He’s forgotten today — and he certainly wasn’t anywhere near in the same category as our previously covered Big Bandmasters, Artie Shaw and Duke Ellington and the Dorsey Brothers — but Kay Kyser was a popular favorite in the World War II years.
He was a bandleader who couldn’t read music or even play an instrument. But he was a showman. Big Bands gripped the public fancy and were the thing in the 1930s. So, Kyser decided that was where his career lay.
Fellow University of North Carolina Graduate Hal Kemp, who was moving up to the pros, so to speak, chose Kyser to lead his orchestra. Then Kyser got onto Radio and came up with a cute idea which, as we might say today, went viral. His program, The Kollege of Musical Knowledge, was an instant hit, and propelled him onto the national scene.
It was a short hop to movies and Kyser and his band of specialty acts were an instant hit. Singers Ginny Simms and Harry Babbitt and “Ish Kabibble” became famous in their own right. Simms, in fact, had a modest film career.
The band had a few legitimate hit records and Kyser with the orchestra, and alone, made several light comedies. He was so popular at the time that RKO gave him top billing over John Barrymore, in Barrymore’s last film Playmates.
There are no “Must See” films in Kyser’s half dozen or so efforts, but catch him and the Orchestra in That’s Right, You’re Wrong (his debut picture, top billed over Lucille Ball). This film highlights his hit radio program and utilizes his tag phrase which was known around the country.
He and the band are showcased in Carolina Blues. The band also appears in Thousands Cheer and Stage Door Canteen.
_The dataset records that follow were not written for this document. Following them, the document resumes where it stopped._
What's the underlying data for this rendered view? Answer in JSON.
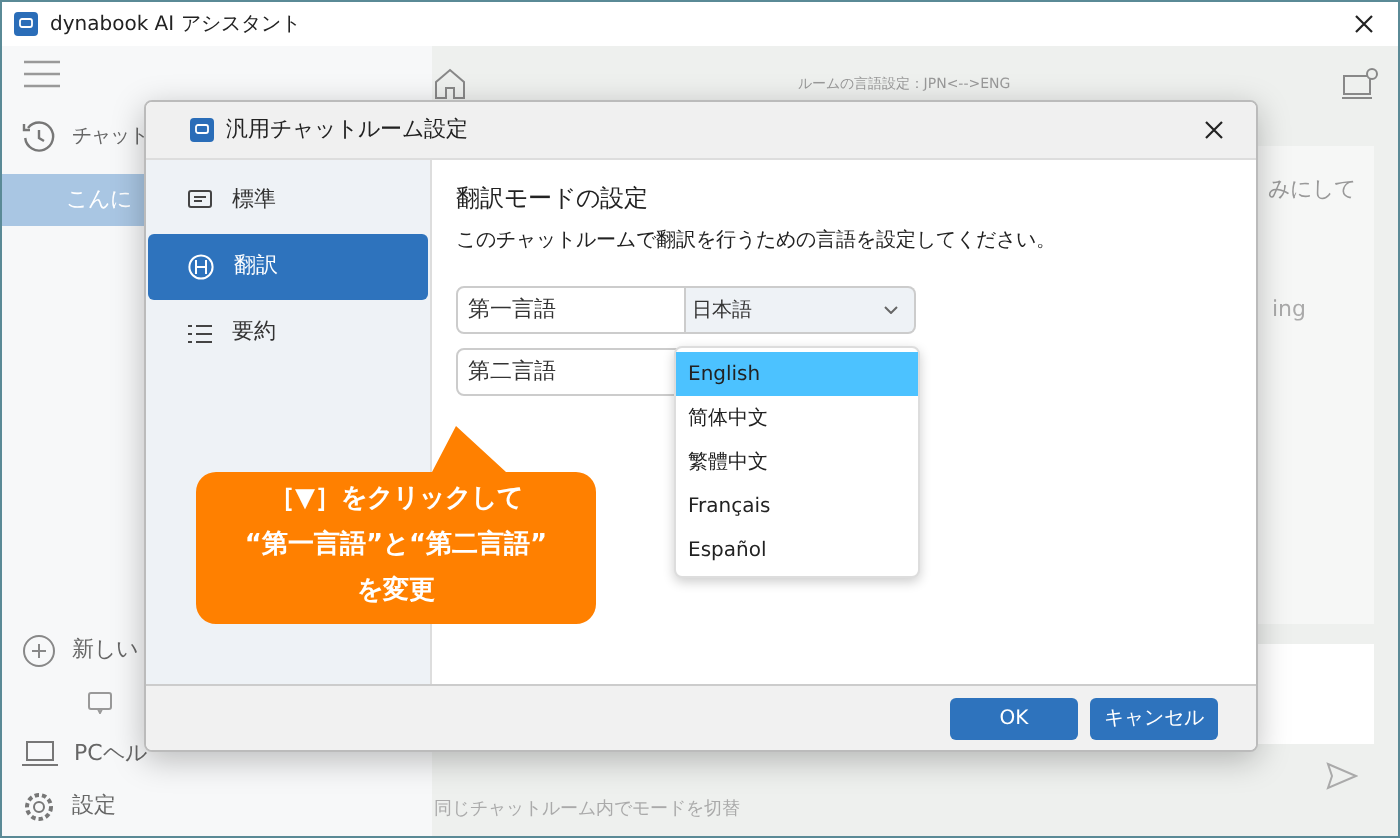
{
  "window": {
    "title": "dynabook AI アシスタント"
  },
  "sidebar": {
    "history_label": "チャット",
    "items": [
      {
        "label": "こんに",
        "selected": true
      }
    ],
    "new_chat": "新しい",
    "pc_help": "PCヘル",
    "settings": "設定"
  },
  "main": {
    "room_language": "ルームの言語設定：JPN<-->ENG",
    "message_fragments": [
      "みにして",
      "ing"
    ],
    "footer_hint": "同じチャットルーム内でモードを切替"
  },
  "dialog": {
    "title": "汎用チャットルーム設定",
    "nav": [
      {
        "label": "標準",
        "kind": "chat",
        "selected": false
      },
      {
        "label": "翻訳",
        "kind": "translate",
        "selected": true
      },
      {
        "label": "要約",
        "kind": "list",
        "selected": false
      }
    ],
    "heading": "翻訳モードの設定",
    "description": "このチャットルームで翻訳を行うための言語を設定してください。",
    "fields": [
      {
        "label": "第一言語",
        "value": "日本語"
      },
      {
        "label": "第二言語"
      }
    ],
    "dropdown": [
      {
        "label": "English",
        "selected": true
      },
      {
        "label": "简体中文",
        "selected": false
      },
      {
        "label": "繁體中文",
        "selected": false
      },
      {
        "label": "Français",
        "selected": false
      },
      {
        "label": "Español",
        "selected": false
      }
    ],
    "buttons": [
      "OK",
      "キャンセル"
    ]
  },
  "callout": {
    "lines": [
      "［▼］をクリックして",
      "“第一言語”と“第二言語”",
      "を変更"
    ]
  }
}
A side note; Kyser dated Ginny Simms until she left for the movies. She was replaced by model/actress Georgia Carroll, who was billed (should radio audiences forget) as “the gorgeous Georgia Carroll.” She sang with the band on radio and in films, then she and Kyser married, had three children, and stayed married their entire lives.